Obesity linked with starting puberty earlier in boys

New research has linked obesity with earlier puberty in boys.

New researchers has found that boys, and not only girls, may start puberty earlier than average if they are obese.

Carried out by researchers from the University of Chile in Santiago, the new study looked at 527 Chilean boys ages 4 to 7 years.

The researchers measured their total body obesity using body mass index (BMI), as well as central obesity, or excess belly fat, by measuring the waistline.

To assess when puberty started the researchers used a standard measure for boys. 

The findings, which were presented on Sunday at ENDO 2019, the Endocrine Society's annual meeting in New Orleans, USA., showed that both total obesity and central obesity increased the chance of early puberty, compared with having a healthy weight. 

For example, at age five or six, boys with total obesity had nearly 2.7 times higher odds of starting puberty early before age nine, and those with central obesity had almost 6.4 higher odds.

The average age at onset of puberty for this group was 11.4 years.
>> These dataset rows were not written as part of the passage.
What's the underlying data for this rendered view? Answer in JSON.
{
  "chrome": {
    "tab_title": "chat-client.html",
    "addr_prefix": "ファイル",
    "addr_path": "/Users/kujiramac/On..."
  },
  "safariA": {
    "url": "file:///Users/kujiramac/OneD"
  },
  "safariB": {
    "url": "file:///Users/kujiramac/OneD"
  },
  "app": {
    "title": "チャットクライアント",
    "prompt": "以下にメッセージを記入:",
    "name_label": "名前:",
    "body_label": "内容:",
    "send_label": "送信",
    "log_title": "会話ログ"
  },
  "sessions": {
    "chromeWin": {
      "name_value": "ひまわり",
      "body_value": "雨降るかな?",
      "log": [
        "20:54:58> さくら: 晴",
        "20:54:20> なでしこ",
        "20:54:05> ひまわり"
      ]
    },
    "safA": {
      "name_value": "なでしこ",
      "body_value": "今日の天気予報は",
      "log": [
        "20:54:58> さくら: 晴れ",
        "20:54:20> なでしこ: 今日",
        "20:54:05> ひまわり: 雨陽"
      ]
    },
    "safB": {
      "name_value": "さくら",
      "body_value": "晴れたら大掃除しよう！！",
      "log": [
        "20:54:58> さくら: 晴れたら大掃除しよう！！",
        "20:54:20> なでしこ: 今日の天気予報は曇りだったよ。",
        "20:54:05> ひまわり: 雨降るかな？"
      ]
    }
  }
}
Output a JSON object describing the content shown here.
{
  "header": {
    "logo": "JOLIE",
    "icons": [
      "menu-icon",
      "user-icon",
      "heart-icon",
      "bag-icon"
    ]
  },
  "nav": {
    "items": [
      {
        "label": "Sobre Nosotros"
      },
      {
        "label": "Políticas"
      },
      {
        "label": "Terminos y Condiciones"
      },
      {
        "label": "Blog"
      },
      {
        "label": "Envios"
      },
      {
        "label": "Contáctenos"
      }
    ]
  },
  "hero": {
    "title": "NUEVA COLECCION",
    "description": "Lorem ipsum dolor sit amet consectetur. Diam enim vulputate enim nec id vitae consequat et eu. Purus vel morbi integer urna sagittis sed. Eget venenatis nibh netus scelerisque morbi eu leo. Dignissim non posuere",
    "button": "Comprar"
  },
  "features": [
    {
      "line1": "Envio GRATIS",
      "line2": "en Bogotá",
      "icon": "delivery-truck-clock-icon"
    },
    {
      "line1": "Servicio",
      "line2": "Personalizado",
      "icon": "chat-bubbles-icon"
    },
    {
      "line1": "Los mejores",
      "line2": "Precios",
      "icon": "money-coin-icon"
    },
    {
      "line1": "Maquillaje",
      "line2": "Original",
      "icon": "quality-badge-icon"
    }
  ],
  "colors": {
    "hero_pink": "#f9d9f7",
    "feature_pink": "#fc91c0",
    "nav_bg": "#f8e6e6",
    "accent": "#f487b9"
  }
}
Lead investigator, Maria Veronica Mericq, M.D. explained that central obesity may increase the risk of early puberty even more than total obesity as central obesity is more closely related to fat mass, whereas a higher BMI, the measurement used for total obesity, can reflect increased muscle not just fat, especially in athletes.

Previous studies have shown that obesity is linked to an earlier puberty in girls, but the findings from studies on boys have been less clear. 

Some studies have found that both being overweight and obesity delay puberty in boys, while others have linked being overweight, but not obese, to earlier puberty.

"With the increase in childhood obesity worldwide, there has been an advance in the age at which puberty begins in girls. However, in boys the evidence has been controversial," said Mericq.

"Early puberty might increase the risk of behavior problems and in boys could be related to a higher incidence of testicular cancer in adulthood. Our results suggest that controlling the obesity epidemic in children could be useful in decreasing these risks."